Diary reveals military executions at Hove
29th November 2017
By Lindsey Tydeman
A diary recently acquired by East Sussex Record Office gives an eyewitness account of the execution of two soldiers at Goldstone Bottom in Hove, an area of land which later became Hove Park. In 1795 privates Edward Cooke and Henry Parish were ringleaders of a mutiny which began at Blatchington Barracks near Seaford. Poor food supplies drove 500 hungry soldiers into Seaford where they took supplies from local butchers and traders, as well as stealing 300 sacks of flour from the Tide Mills at Bishopstone.
The writer of the diary, Thomas Harison, a quartermaster attached to the army, drew a plan of the event. He described how, on Saturday 13 June, hundreds of soldiers from 13 regiments were lined up and forced to watch the execution. Cavalry was stationed on the slight rises around the area to surround the ground and curb any thoughts of mutiny.
First, the six other soldiers who had helped to lead the rising were flogged in the centre of the ground and taken away, after which Cooke and Parish were made to kneel on their coffins. Twelve soldiers from their own regiment, the Oxfordshire Militia, then stepped out from a waiting position behind the ranks to carry out the execution. The rest of the regiment was placed close to the coffins and, ‘divided, that they might more conveniently see the execution’. Afterwards, every regiment was made to file past the bodies.

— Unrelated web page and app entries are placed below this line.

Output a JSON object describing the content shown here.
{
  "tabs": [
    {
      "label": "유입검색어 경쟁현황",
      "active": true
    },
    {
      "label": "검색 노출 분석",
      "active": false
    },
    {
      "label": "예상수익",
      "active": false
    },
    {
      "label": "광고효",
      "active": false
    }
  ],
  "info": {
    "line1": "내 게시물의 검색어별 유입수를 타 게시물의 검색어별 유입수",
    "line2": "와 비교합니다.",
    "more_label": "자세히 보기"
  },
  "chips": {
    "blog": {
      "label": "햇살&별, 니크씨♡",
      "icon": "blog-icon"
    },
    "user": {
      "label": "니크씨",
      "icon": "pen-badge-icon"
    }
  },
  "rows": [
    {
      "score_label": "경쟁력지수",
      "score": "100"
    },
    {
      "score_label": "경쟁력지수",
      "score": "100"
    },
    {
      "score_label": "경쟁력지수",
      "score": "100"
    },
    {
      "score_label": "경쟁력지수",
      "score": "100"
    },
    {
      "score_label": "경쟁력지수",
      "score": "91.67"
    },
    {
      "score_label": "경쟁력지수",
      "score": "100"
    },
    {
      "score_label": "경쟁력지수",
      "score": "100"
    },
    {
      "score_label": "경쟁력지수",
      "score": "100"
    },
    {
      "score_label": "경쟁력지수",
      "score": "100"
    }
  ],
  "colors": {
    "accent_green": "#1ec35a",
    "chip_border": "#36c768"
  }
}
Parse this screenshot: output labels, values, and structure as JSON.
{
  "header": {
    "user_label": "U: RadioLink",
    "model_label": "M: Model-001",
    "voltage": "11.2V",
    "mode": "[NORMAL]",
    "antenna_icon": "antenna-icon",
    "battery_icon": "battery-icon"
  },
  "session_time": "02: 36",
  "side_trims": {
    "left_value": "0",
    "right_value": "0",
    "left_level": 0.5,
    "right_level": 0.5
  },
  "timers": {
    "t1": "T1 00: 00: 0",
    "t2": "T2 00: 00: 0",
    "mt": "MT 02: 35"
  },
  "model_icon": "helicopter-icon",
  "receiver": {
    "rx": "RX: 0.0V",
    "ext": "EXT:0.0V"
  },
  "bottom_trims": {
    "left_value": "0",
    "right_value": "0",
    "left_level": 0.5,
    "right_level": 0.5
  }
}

Thomas Harison was greatly affected by witnessing the executions. Underneath his key to the plan he wrote: ‘The last time I was at Seaford I went to Friston but was struck with such a melancholy that I could not enjoy a thing for a fortnight or more after it.’
The diary was discovered in a box of documents bought at Gorringes Auctions in September by the East Sussex Record Office. County archivist Christopher Whittick commented: ‘This is a wonderful discovery, albeit a poignant one, and demonstrates that important documents for the history of the area are still to be found. The unprepossessing appearance of the notebook in which Thomas Harison wrote his account did nothing to prepare us for the unique story which it contains.’
The key to Thomas Harison’s plan:
A. Royal Cheshire Militia
B. Dorset Militia
C. West Essex Militia
D.D. Oxford Militia divid’d that they might more conveniently see the execution
E. Hereford militia
F.F. Two Battalions of Wiltshire Militia
G.G.G. Squadrons of the Prince’s Own Regiment of Light Dragoons
H.H. Squadrons of Colonel Villars’s First Fencibles
I.I. Squadrons of Cinque Port Fencibles
K.K. Squadrons of Lancashire Fencibles
L.L. Two Brigades of Artillery Consisting of Four long six pounders on the right of the Cheshire and Four demi twelve pounders on the right of the Oxford Covered
l.l. Horses waggons with Ammunition etc in the rear of their respective Brigades
M.M. Flying or Horse Artillery
m.m. Horses etc in the rear of their respective guns
N. Battalion Guns to the Different Regiments the Oxford execpt’d
n. Horses etc to ditto in the rear
O. The men at the time they were flogged NB. they were reconducted to the guard room immediately after the punishment was inflict’d in an ammunition wagon
P. The main with the advance and rear guards which came with the Condemn’d men from Prison
Q. Men of the Oxford who were to shoot the Condemn’d as placed before the Prisoners Arrived
R. The above as stationed at the time of execution, the prisoners being in front kneeling on their coffins, two corporals in the rear as a reserve and the adjutant on the right who gave the signals by waving his cane
S. An ammunition wagon which brought the two coffins from Seaford
Thomas Harison’s diary, AMS 7241/1/7 is available to view at The Keep.
For more information about the event go to http://www.exclassics.com/newgate/ng995.htm